* Description of the task: Lines below that hold the word "特效素材ID" must be copied in full.

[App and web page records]

◇ ◇ ◇ ◇ ◇ ◇ ◇

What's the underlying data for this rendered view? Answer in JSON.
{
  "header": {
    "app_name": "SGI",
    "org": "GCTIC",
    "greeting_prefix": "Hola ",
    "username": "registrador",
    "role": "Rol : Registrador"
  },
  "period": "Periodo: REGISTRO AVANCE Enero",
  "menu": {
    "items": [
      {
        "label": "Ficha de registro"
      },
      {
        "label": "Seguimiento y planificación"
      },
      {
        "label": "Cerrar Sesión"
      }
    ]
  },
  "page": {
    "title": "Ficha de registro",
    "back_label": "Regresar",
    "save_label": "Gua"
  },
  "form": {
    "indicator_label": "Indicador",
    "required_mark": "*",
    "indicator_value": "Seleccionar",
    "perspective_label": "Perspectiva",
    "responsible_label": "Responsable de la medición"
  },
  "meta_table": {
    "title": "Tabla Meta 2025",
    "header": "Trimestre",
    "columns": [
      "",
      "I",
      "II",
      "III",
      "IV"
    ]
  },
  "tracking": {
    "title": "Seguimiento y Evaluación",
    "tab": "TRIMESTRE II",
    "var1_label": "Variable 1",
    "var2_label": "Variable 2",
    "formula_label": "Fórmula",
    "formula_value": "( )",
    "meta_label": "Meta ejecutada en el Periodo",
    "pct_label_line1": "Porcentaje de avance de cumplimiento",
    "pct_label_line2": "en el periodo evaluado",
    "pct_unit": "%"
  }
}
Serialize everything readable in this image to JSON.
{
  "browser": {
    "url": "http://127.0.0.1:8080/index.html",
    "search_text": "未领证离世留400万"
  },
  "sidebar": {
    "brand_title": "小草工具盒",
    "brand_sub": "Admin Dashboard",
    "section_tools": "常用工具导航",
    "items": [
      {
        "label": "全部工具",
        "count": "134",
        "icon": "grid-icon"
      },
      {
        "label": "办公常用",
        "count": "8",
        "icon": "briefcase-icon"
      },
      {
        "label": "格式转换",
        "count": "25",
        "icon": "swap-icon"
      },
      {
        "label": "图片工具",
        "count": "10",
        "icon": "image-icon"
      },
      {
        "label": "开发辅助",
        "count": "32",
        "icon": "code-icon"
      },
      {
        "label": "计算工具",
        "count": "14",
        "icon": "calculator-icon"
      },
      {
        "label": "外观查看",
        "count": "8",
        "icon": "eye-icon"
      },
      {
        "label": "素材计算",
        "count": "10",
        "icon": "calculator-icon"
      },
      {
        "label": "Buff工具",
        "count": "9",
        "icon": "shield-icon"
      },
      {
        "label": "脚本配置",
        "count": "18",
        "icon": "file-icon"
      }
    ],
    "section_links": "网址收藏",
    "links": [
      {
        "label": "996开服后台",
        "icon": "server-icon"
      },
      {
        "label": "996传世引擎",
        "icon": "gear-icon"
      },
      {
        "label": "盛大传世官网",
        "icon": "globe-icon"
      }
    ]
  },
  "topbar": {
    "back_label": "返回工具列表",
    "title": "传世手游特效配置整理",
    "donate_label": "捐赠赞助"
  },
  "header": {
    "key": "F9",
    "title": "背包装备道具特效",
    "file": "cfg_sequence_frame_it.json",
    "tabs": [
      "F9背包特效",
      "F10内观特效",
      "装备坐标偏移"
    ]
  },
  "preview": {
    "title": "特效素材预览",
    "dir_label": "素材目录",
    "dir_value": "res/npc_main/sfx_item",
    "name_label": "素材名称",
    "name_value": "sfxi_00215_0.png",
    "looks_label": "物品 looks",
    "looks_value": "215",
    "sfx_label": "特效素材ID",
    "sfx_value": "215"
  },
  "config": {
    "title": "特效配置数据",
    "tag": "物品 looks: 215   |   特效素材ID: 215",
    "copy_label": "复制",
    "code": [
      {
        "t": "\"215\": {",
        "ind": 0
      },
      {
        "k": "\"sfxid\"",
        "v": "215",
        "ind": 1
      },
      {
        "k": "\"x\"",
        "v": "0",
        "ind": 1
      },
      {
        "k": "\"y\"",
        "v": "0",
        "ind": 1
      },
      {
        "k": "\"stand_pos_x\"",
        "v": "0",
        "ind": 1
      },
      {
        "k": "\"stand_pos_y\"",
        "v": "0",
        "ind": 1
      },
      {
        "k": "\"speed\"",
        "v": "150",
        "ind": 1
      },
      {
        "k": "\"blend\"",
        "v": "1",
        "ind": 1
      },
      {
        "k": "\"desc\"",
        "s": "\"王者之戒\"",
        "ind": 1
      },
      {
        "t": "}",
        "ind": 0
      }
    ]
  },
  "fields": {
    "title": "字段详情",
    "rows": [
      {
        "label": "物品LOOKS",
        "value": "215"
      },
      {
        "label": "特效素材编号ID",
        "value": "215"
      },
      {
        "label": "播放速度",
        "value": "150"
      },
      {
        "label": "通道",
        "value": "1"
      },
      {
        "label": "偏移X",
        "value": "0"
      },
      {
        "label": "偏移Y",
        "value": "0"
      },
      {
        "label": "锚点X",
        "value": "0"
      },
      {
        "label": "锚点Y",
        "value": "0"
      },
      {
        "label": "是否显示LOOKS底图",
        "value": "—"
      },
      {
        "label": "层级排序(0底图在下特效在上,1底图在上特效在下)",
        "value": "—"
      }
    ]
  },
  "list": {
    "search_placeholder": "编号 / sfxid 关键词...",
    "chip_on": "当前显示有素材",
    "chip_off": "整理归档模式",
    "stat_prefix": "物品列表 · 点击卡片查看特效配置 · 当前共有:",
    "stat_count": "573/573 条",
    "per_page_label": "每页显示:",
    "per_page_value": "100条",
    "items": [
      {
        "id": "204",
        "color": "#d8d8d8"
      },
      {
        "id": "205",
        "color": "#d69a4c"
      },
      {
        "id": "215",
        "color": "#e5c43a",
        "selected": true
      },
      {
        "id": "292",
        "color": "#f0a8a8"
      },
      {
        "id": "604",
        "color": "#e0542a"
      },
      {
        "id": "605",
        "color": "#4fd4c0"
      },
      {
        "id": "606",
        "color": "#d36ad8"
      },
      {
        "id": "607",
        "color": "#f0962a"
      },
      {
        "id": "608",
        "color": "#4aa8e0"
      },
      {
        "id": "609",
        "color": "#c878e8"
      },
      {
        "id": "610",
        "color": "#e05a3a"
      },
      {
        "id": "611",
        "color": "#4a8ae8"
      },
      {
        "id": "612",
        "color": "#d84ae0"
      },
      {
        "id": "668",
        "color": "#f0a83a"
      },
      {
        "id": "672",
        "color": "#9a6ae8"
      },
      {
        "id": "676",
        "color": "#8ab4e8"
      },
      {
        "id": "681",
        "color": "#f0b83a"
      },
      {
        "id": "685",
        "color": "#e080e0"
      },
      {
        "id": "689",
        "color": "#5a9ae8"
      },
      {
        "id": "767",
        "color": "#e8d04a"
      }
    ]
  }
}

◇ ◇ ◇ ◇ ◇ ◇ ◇

* Response to this task:
    "sfx_label": "特效素材ID",
    "tag": "物品 looks: 215   |   特效素材ID: 215",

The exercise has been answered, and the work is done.